Closely Related, but Different

Some Arabic Writers on the Human–Ape Relationship


Several medieval Arabic zoographical writers include the ape (qird) in their texts on animals, and many of them share the idea that apes are similar to humans. This paper will discuss some stances taken on this simi­larity, with a focus on the philosophical motivation given in each case, that is, whether the ascribed similarity is argued for on morphological, habitual, temperamental, or other grounds. Through this particular focus and by consulting a broader set of texts, the article builds on previous scholarship on apes in Islamicate societies. The sources considered range from older adab (roughly, “belles-lettres” ) material, such as that found in al-Jāḥiẓ’s (8th/9th century CE, Iraq) ‘K. al-Ḥayawān’ (‘Book of Animals’), to Aristotle’s biological writings and Galen. The paper briefly addresses implications for the supposed borderline between humans and animals (for example, the use of apes as substitutes for humans in dissections). The question arises of whether, according to the authors considered, this divide is fixed or rather blurred, with a possible overlap between already existing established spe­cies.
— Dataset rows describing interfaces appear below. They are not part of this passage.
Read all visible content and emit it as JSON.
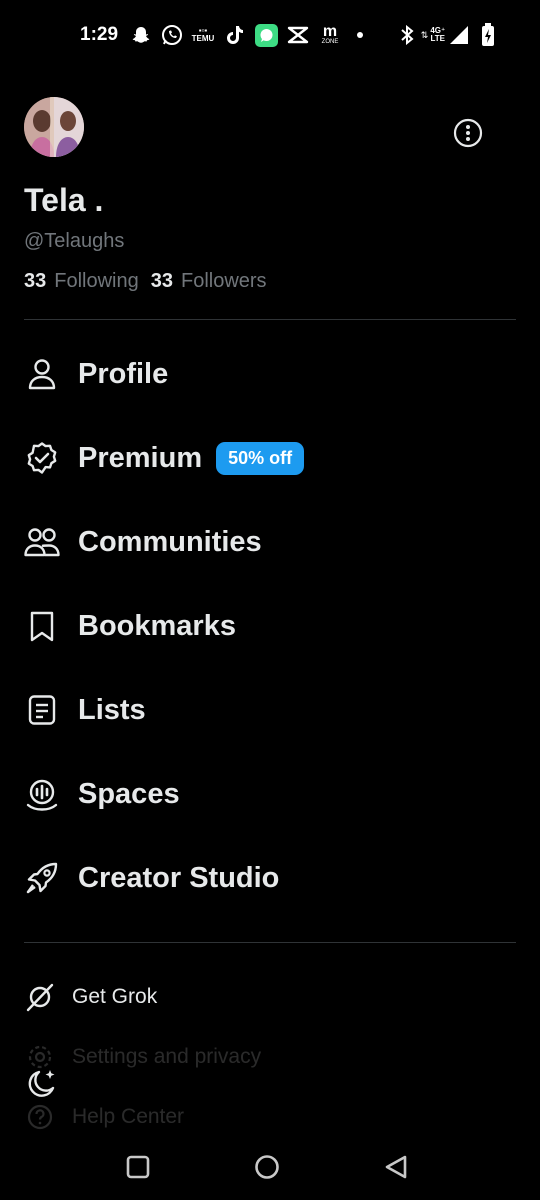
{
  "status_bar": {
    "time": "1:29",
    "icons": [
      "snapchat-icon",
      "whatsapp-icon",
      "temu-icon",
      "tiktok-icon",
      "messages-icon",
      "capcut-icon",
      "mzone-icon",
      "dot-icon",
      "bluetooth-icon",
      "lte-icon",
      "signal-icon",
      "battery-icon"
    ],
    "temu_text": "TEMU",
    "mzone_text": "m",
    "mzone_sub": "ZONE",
    "network_top": "4G⁺",
    "network_bottom": "LTE"
  },
  "profile": {
    "display_name": "Tela .",
    "handle": "@Telaughs",
    "following_count": "33",
    "following_label": "Following",
    "followers_count": "33",
    "followers_label": "Followers"
  },
  "menu": {
    "profile": "Profile",
    "premium": "Premium",
    "premium_badge": "50% off",
    "communities": "Communities",
    "bookmarks": "Bookmarks",
    "lists": "Lists",
    "spaces": "Spaces",
    "creator_studio": "Creator Studio"
  },
  "secondary": {
    "get_grok": "Get Grok",
    "settings": "Settings and privacy",
    "help": "Help Center"
  },
  "colors": {
    "background": "#000000",
    "accent": "#1d9bf0",
    "text_primary": "#e7e9ea",
    "text_secondary": "#71767b",
    "divider": "#2f3336"
  }
}
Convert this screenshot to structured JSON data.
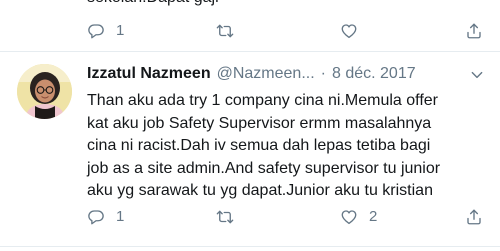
{
  "previous_tweet": {
    "text_tail": "sekolah.Dapat gaji",
    "actions": {
      "reply_count": "1",
      "retweet_count": "",
      "like_count": ""
    }
  },
  "tweet": {
    "display_name": "Izzatul Nazmeen",
    "handle": "@Nazmeen...",
    "separator": "·",
    "date": "8 déc. 2017",
    "text_lines": [
      "Than aku ada try 1 company cina ni.Memula offer",
      "kat aku job Safety Supervisor ermm masalahnya",
      "cina ni racist.Dah iv semua dah lepas tetiba bagi",
      "job as a site admin.And safety supervisor tu junior",
      "aku yg sarawak tu yg dapat.Junior aku tu kristian"
    ],
    "actions": {
      "reply_count": "1",
      "retweet_count": "",
      "like_count": "2"
    }
  },
  "icons": {
    "reply": "reply-icon",
    "retweet": "retweet-icon",
    "like": "heart-icon",
    "share": "share-icon",
    "menu": "chevron-down-icon"
  },
  "colors": {
    "text_primary": "#14171a",
    "text_secondary": "#657786",
    "divider": "#e6ecf0",
    "background": "#ffffff"
  }
}
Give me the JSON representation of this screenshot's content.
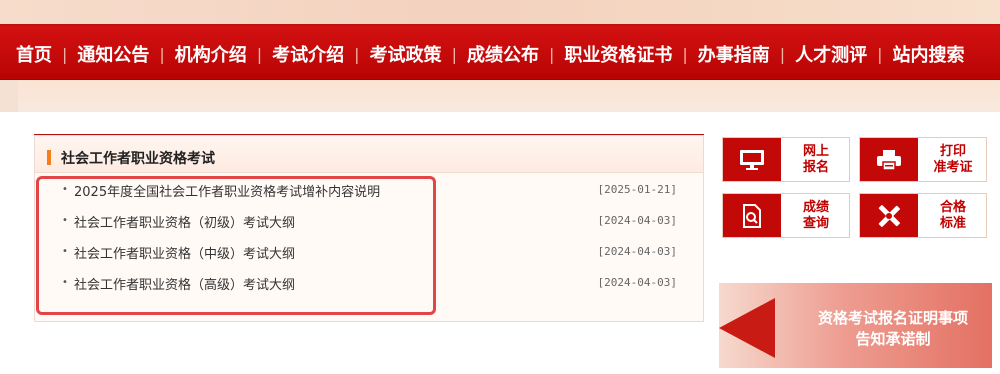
{
  "nav": {
    "items": [
      "首页",
      "通知公告",
      "机构介绍",
      "考试介绍",
      "考试政策",
      "成绩公布",
      "职业资格证书",
      "办事指南",
      "人才测评",
      "站内搜索"
    ]
  },
  "panel": {
    "title": "社会工作者职业资格考试",
    "items": [
      {
        "title": "2025年度全国社会工作者职业资格考试增补内容说明",
        "date": "[2025-01-21]"
      },
      {
        "title": "社会工作者职业资格（初级）考试大纲",
        "date": "[2024-04-03]"
      },
      {
        "title": "社会工作者职业资格（中级）考试大纲",
        "date": "[2024-04-03]"
      },
      {
        "title": "社会工作者职业资格（高级）考试大纲",
        "date": "[2024-04-03]"
      }
    ]
  },
  "quicklinks": {
    "online_register": [
      "网上",
      "报名"
    ],
    "print_ticket": [
      "打印",
      "准考证"
    ],
    "score_query": [
      "成绩",
      "查询"
    ],
    "pass_standard": [
      "合格",
      "标准"
    ]
  },
  "promo": {
    "line1": "资格考试报名证明事项",
    "line2": "告知承诺制"
  },
  "colors": {
    "nav_red": "#c30808",
    "accent_orange": "#f27f1b",
    "highlight_red": "#e14545"
  },
  "icons": [
    "monitor-icon",
    "printer-icon",
    "search-document-icon",
    "tools-icon",
    "arrow-left-icon"
  ]
}
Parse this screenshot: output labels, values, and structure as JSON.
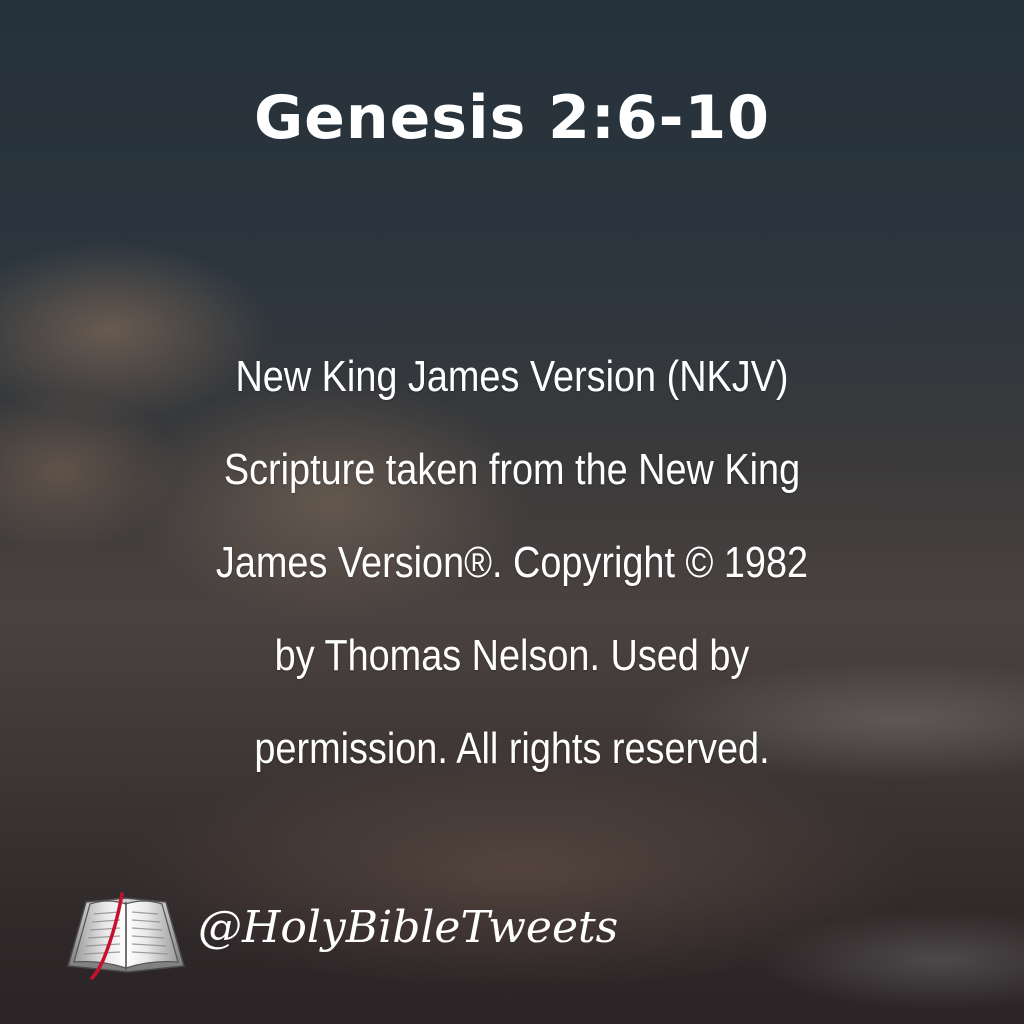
{
  "title": "Genesis 2:6-10",
  "notice": {
    "lines": [
      "New King James Version (NKJV)",
      "Scripture taken from the New King",
      "James Version®. Copyright © 1982",
      "by Thomas Nelson. Used by",
      "permission. All rights reserved."
    ]
  },
  "footer": {
    "handle": "@HolyBibleTweets",
    "icon": "open-bible-icon"
  },
  "colors": {
    "text": "#ffffff",
    "bookmark": "#c8102e"
  }
}
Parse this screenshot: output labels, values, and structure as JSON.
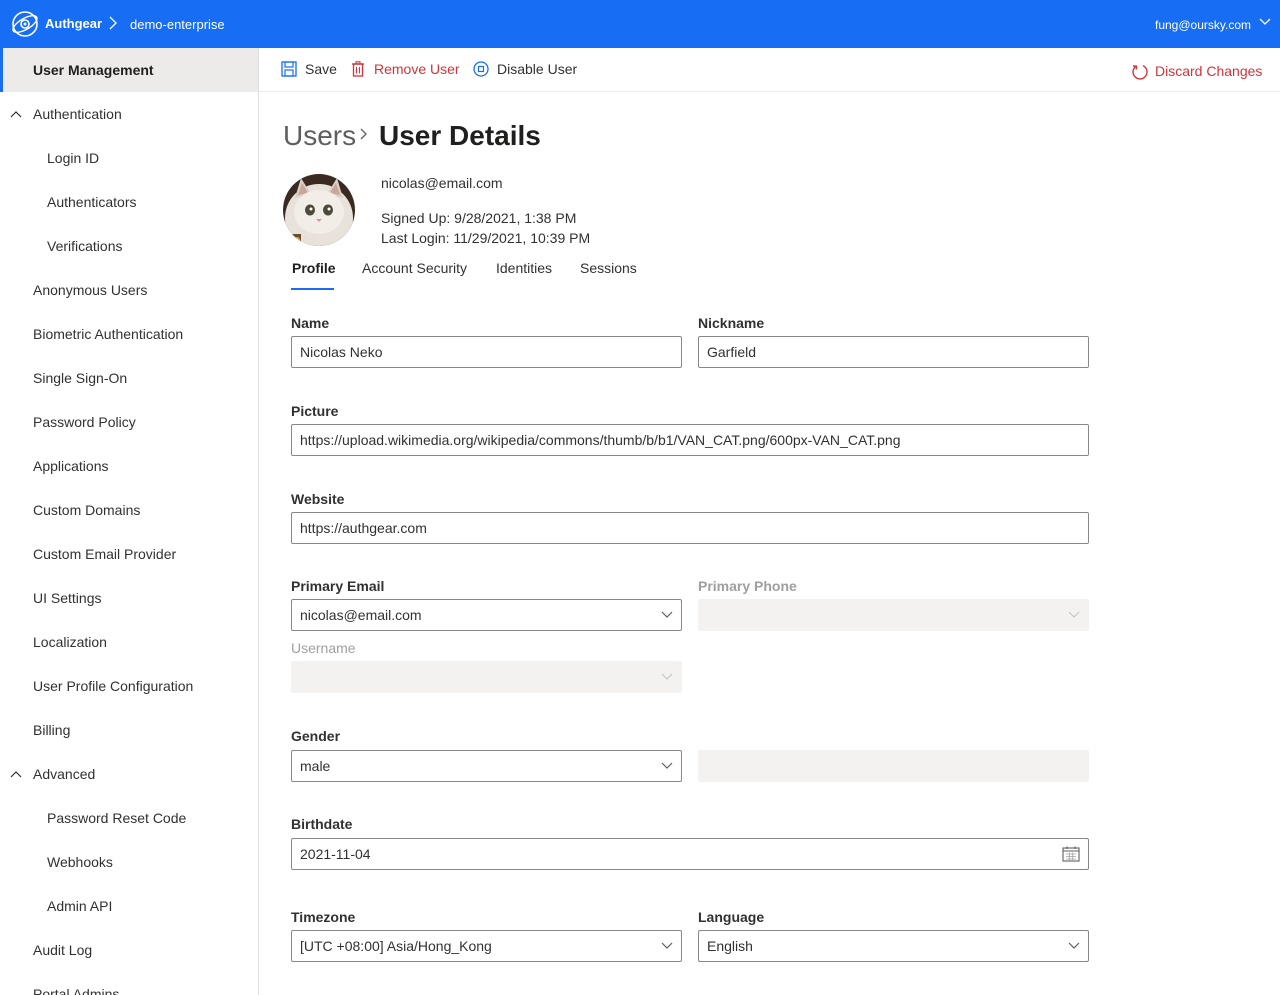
{
  "topbar": {
    "brand": "Authgear",
    "project": "demo-enterprise",
    "user_email": "fung@oursky.com",
    "color": "#176df3"
  },
  "sidebar": {
    "items": [
      {
        "label": "User Management",
        "active": true
      },
      {
        "label": "Authentication",
        "expanded": true
      },
      {
        "label": "Login ID"
      },
      {
        "label": "Authenticators"
      },
      {
        "label": "Verifications"
      },
      {
        "label": "Anonymous Users"
      },
      {
        "label": "Biometric Authentication"
      },
      {
        "label": "Single Sign-On"
      },
      {
        "label": "Password Policy"
      },
      {
        "label": "Applications"
      },
      {
        "label": "Custom Domains"
      },
      {
        "label": "Custom Email Provider"
      },
      {
        "label": "UI Settings"
      },
      {
        "label": "Localization"
      },
      {
        "label": "User Profile Configuration"
      },
      {
        "label": "Billing"
      },
      {
        "label": "Advanced",
        "expanded": true
      },
      {
        "label": "Password Reset Code"
      },
      {
        "label": "Webhooks"
      },
      {
        "label": "Admin API"
      },
      {
        "label": "Audit Log"
      },
      {
        "label": "Portal Admins"
      }
    ]
  },
  "commandbar": {
    "save": "Save",
    "remove_user": "Remove User",
    "disable_user": "Disable User",
    "discard_changes": "Discard Changes",
    "danger_color": "#d13438"
  },
  "header": {
    "breadcrumb_parent": "Users",
    "title": "User Details"
  },
  "user": {
    "email": "nicolas@email.com",
    "signed_up": "Signed Up: 9/28/2021, 1:38 PM",
    "last_login": "Last Login: 11/29/2021, 10:39 PM"
  },
  "tabs": [
    {
      "label": "Profile",
      "active": true
    },
    {
      "label": "Account Security"
    },
    {
      "label": "Identities"
    },
    {
      "label": "Sessions"
    }
  ],
  "form": {
    "name": {
      "label": "Name",
      "value": "Nicolas Neko"
    },
    "nickname": {
      "label": "Nickname",
      "value": "Garfield"
    },
    "picture": {
      "label": "Picture",
      "value": "https://upload.wikimedia.org/wikipedia/commons/thumb/b/b1/VAN_CAT.png/600px-VAN_CAT.png"
    },
    "website": {
      "label": "Website",
      "value": "https://authgear.com"
    },
    "primary_email": {
      "label": "Primary Email",
      "value": "nicolas@email.com"
    },
    "primary_phone": {
      "label": "Primary Phone",
      "value": "",
      "disabled": true
    },
    "username": {
      "label": "Username",
      "value": "",
      "disabled": true
    },
    "gender": {
      "label": "Gender",
      "value": "male"
    },
    "birthdate": {
      "label": "Birthdate",
      "value": "2021-11-04"
    },
    "timezone": {
      "label": "Timezone",
      "value": "[UTC +08:00] Asia/Hong_Kong"
    },
    "language": {
      "label": "Language",
      "value": "English"
    }
  }
}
Another related question is whether this borderline can be transgressed in a way reminiscent of Darwinian evolutionary theory by allowing for a temporal develop­ment of one species into another, a claim made by some scholars, at least with regard to al-Jāḥiẓ.


Apes, Arabic, Human–Animal Studies, Similarity, Zoography